Source records
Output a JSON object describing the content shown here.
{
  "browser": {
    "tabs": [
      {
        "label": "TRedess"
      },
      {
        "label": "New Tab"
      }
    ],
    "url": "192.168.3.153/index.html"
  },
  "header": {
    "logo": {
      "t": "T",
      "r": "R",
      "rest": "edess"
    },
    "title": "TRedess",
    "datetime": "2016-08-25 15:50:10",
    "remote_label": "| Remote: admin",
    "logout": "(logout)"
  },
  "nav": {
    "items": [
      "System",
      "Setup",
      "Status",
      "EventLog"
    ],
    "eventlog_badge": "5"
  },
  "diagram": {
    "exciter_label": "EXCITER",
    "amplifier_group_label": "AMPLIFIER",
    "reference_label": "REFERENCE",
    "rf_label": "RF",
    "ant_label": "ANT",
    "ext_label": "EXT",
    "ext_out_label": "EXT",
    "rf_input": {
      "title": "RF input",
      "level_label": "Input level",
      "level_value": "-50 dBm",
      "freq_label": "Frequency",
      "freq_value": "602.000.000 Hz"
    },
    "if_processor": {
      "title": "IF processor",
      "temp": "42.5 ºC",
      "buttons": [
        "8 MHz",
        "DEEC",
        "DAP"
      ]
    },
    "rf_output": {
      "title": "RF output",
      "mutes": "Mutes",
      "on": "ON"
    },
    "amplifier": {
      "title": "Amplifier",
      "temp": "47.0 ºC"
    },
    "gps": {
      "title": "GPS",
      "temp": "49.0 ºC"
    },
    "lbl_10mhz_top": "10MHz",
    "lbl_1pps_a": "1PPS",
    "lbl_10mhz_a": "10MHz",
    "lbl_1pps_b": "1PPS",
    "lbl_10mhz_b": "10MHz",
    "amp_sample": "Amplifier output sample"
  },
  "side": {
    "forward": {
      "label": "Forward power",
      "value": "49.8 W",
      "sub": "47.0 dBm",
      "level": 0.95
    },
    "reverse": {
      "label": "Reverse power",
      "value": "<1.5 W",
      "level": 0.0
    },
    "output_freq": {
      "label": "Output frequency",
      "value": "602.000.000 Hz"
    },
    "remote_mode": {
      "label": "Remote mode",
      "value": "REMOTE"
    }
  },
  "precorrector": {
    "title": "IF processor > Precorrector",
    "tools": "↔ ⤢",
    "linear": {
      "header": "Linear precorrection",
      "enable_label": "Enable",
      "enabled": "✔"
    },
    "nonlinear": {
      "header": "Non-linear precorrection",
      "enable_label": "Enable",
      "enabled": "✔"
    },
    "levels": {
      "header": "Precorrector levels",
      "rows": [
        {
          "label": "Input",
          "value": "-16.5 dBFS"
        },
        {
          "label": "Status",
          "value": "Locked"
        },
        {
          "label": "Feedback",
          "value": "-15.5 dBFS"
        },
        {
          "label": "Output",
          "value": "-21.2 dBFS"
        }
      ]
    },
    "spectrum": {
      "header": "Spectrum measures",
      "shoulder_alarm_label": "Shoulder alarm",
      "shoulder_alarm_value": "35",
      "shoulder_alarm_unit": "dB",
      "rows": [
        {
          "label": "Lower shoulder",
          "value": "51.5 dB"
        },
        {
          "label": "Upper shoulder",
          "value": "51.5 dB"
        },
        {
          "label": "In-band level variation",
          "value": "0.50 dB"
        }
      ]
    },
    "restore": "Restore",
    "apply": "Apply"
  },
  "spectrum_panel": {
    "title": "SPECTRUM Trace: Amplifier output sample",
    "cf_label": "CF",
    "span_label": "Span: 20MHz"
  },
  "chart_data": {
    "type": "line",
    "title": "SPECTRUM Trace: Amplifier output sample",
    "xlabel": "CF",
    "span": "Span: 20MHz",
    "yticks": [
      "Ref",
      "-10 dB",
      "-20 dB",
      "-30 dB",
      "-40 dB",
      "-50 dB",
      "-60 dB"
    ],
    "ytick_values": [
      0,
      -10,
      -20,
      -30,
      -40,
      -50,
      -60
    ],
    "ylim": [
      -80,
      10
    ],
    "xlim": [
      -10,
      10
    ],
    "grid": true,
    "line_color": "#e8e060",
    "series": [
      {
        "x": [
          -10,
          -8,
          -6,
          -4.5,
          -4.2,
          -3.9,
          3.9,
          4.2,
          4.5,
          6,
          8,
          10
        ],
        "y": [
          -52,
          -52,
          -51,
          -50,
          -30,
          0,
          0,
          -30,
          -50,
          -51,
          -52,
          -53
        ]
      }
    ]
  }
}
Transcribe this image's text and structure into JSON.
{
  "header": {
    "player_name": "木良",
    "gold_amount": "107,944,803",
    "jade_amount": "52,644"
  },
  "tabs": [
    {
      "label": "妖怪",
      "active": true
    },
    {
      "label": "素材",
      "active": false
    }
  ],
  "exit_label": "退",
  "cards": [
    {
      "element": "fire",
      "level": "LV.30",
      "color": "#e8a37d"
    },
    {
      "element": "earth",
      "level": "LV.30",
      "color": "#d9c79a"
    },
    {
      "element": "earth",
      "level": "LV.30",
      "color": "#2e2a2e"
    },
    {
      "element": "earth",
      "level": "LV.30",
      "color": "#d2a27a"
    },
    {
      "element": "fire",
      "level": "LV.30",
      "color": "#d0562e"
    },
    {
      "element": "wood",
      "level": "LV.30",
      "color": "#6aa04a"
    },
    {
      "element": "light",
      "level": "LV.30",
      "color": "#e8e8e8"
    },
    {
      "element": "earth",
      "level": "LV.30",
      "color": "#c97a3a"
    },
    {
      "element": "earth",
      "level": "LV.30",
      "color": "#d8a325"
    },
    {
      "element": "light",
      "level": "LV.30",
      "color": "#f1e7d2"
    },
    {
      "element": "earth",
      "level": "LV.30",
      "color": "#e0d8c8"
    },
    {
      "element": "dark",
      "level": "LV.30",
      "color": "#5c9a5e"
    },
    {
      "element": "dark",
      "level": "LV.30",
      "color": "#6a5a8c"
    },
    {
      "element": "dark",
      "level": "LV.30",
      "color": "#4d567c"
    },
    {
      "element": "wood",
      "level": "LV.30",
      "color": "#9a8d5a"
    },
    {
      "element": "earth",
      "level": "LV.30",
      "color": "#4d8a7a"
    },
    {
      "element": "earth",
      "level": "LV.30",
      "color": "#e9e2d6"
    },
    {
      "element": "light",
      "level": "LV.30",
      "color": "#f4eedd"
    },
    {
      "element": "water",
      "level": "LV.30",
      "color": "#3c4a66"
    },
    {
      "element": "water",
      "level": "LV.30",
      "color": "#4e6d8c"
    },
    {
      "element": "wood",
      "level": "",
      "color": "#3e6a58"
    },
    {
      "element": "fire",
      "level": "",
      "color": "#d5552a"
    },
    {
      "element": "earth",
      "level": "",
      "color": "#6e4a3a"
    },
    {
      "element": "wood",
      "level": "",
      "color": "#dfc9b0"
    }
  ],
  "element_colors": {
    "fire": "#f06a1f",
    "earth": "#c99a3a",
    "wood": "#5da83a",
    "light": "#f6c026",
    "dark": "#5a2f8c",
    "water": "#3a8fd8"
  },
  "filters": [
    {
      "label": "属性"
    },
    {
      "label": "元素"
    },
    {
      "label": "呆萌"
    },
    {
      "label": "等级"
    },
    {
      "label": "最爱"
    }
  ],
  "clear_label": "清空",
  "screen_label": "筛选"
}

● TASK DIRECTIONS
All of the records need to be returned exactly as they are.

● PROBLEM SOLUTION
Output a JSON object describing the content shown here.
{
  "browser": {
    "tabs": [
      {
        "label": "TRedess"
      },
      {
        "label": "New Tab"
      }
    ],
    "url": "192.168.3.153/index.html"
  },
  "header": {
    "logo": {
      "t": "T",
      "r": "R",
      "rest": "edess"
    },
    "title": "TRedess",
    "datetime": "2016-08-25 15:50:10",
    "remote_label": "| Remote: admin",
    "logout": "(logout)"
  },
  "nav": {
    "items": [
      "System",
      "Setup",
      "Status",
      "EventLog"
    ],
    "eventlog_badge": "5"
  },
  "diagram": {
    "exciter_label": "EXCITER",
    "amplifier_group_label": "AMPLIFIER",
    "reference_label": "REFERENCE",
    "rf_label": "RF",
    "ant_label": "ANT",
    "ext_label": "EXT",
    "ext_out_label": "EXT",
    "rf_input": {
      "title": "RF input",
      "level_label": "Input level",
      "level_value": "-50 dBm",
      "freq_label": "Frequency",
      "freq_value": "602.000.000 Hz"
    },
    "if_processor": {
      "title": "IF processor",
      "temp": "42.5 ºC",
      "buttons": [
        "8 MHz",
        "DEEC",
        "DAP"
      ]
    },
    "rf_output": {
      "title": "RF output",
      "mutes": "Mutes",
      "on": "ON"
    },
    "amplifier": {
      "title": "Amplifier",
      "temp": "47.0 ºC"
    },
    "gps": {
      "title": "GPS",
      "temp": "49.0 ºC"
    },
    "lbl_10mhz_top": "10MHz",
    "lbl_1pps_a": "1PPS",
    "lbl_10mhz_a": "10MHz",
    "lbl_1pps_b": "1PPS",
    "lbl_10mhz_b": "10MHz",
    "amp_sample": "Amplifier output sample"
  },
  "side": {
    "forward": {
      "label": "Forward power",
      "value": "49.8 W",
      "sub": "47.0 dBm",
      "level": 0.95
    },
    "reverse": {
      "label": "Reverse power",
      "value": "<1.5 W",
      "level": 0.0
    },
    "output_freq": {
      "label": "Output frequency",
      "value": "602.000.000 Hz"
    },
    "remote_mode": {
      "label": "Remote mode",
      "value": "REMOTE"
    }
  },
  "precorrector": {
    "title": "IF processor > Precorrector",
    "tools": "↔ ⤢",
    "linear": {
      "header": "Linear precorrection",
      "enable_label": "Enable",
      "enabled": "✔"
    },
    "nonlinear": {
      "header": "Non-linear precorrection",
      "enable_label": "Enable",
      "enabled": "✔"
    },
    "levels": {
      "header": "Precorrector levels",
      "rows": [
        {
          "label": "Input",
          "value": "-16.5 dBFS"
        },
        {
          "label": "Status",
          "value": "Locked"
        },
        {
          "label": "Feedback",
          "value": "-15.5 dBFS"
        },
        {
          "label": "Output",
          "value": "-21.2 dBFS"
        }
      ]
    },
    "spectrum": {
      "header": "Spectrum measures",
      "shoulder_alarm_label": "Shoulder alarm",
      "shoulder_alarm_value": "35",
      "shoulder_alarm_unit": "dB",
      "rows": [
        {
          "label": "Lower shoulder",
          "value": "51.5 dB"
        },
        {
          "label": "Upper shoulder",
          "value": "51.5 dB"
        },
        {
          "label": "In-band level variation",
          "value": "0.50 dB"
        }
      ]
    },
    "restore": "Restore",
    "apply": "Apply"
  },
  "spectrum_panel": {
    "title": "SPECTRUM Trace: Amplifier output sample",
    "cf_label": "CF",
    "span_label": "Span: 20MHz"
  },
  "chart_data": {
    "type": "line",
    "title": "SPECTRUM Trace: Amplifier output sample",
    "xlabel": "CF",
    "span": "Span: 20MHz",
    "yticks": [
      "Ref",
      "-10 dB",
      "-20 dB",
      "-30 dB",
      "-40 dB",
      "-50 dB",
      "-60 dB"
    ],
    "ytick_values": [
      0,
      -10,
      -20,
      -30,
      -40,
      -50,
      -60
    ],
    "ylim": [
      -80,
      10
    ],
    "xlim": [
      -10,
      10
    ],
    "grid": true,
    "line_color": "#e8e060",
    "series": [
      {
        "x": [
          -10,
          -8,
          -6,
          -4.5,
          -4.2,
          -3.9,
          3.9,
          4.2,
          4.5,
          6,
          8,
          10
        ],
        "y": [
          -52,
          -52,
          -51,
          -50,
          -30,
          0,
          0,
          -30,
          -50,
          -51,
          -52,
          -53
        ]
      }
    ]
  }
}
Transcribe this image's text and structure into JSON.
{
  "header": {
    "player_name": "木良",
    "gold_amount": "107,944,803",
    "jade_amount": "52,644"
  },
  "tabs": [
    {
      "label": "妖怪",
      "active": true
    },
    {
      "label": "素材",
      "active": false
    }
  ],
  "exit_label": "退",
  "cards": [
    {
      "element": "fire",
      "level": "LV.30",
      "color": "#e8a37d"
    },
    {
      "element": "earth",
      "level": "LV.30",
      "color": "#d9c79a"
    },
    {
      "element": "earth",
      "level": "LV.30",
      "color": "#2e2a2e"
    },
    {
      "element": "earth",
      "level": "LV.30",
      "color": "#d2a27a"
    },
    {
      "element": "fire",
      "level": "LV.30",
      "color": "#d0562e"
    },
    {
      "element": "wood",
      "level": "LV.30",
      "color": "#6aa04a"
    },
    {
      "element": "light",
      "level": "LV.30",
      "color": "#e8e8e8"
    },
    {
      "element": "earth",
      "level": "LV.30",
      "color": "#c97a3a"
    },
    {
      "element": "earth",
      "level": "LV.30",
      "color": "#d8a325"
    },
    {
      "element": "light",
      "level": "LV.30",
      "color": "#f1e7d2"
    },
    {
      "element": "earth",
      "level": "LV.30",
      "color": "#e0d8c8"
    },
    {
      "element": "dark",
      "level": "LV.30",
      "color": "#5c9a5e"
    },
    {
      "element": "dark",
      "level": "LV.30",
      "color": "#6a5a8c"
    },
    {
      "element": "dark",
      "level": "LV.30",
      "color": "#4d567c"
    },
    {
      "element": "wood",
      "level": "LV.30",
      "color": "#9a8d5a"
    },
    {
      "element": "earth",
      "level": "LV.30",
      "color": "#4d8a7a"
    },
    {
      "element": "earth",
      "level": "LV.30",
      "color": "#e9e2d6"
    },
    {
      "element": "light",
      "level": "LV.30",
      "color": "#f4eedd"
    },
    {
      "element": "water",
      "level": "LV.30",
      "color": "#3c4a66"
    },
    {
      "element": "water",
      "level": "LV.30",
      "color": "#4e6d8c"
    },
    {
      "element": "wood",
      "level": "",
      "color": "#3e6a58"
    },
    {
      "element": "fire",
      "level": "",
      "color": "#d5552a"
    },
    {
      "element": "earth",
      "level": "",
      "color": "#6e4a3a"
    },
    {
      "element": "wood",
      "level": "",
      "color": "#dfc9b0"
    }
  ],
  "element_colors": {
    "fire": "#f06a1f",
    "earth": "#c99a3a",
    "wood": "#5da83a",
    "light": "#f6c026",
    "dark": "#5a2f8c",
    "water": "#3a8fd8"
  },
  "filters": [
    {
      "label": "属性"
    },
    {
      "label": "元素"
    },
    {
      "label": "呆萌"
    },
    {
      "label": "等级"
    },
    {
      "label": "最爱"
    }
  ],
  "clear_label": "清空",
  "screen_label": "筛选"
}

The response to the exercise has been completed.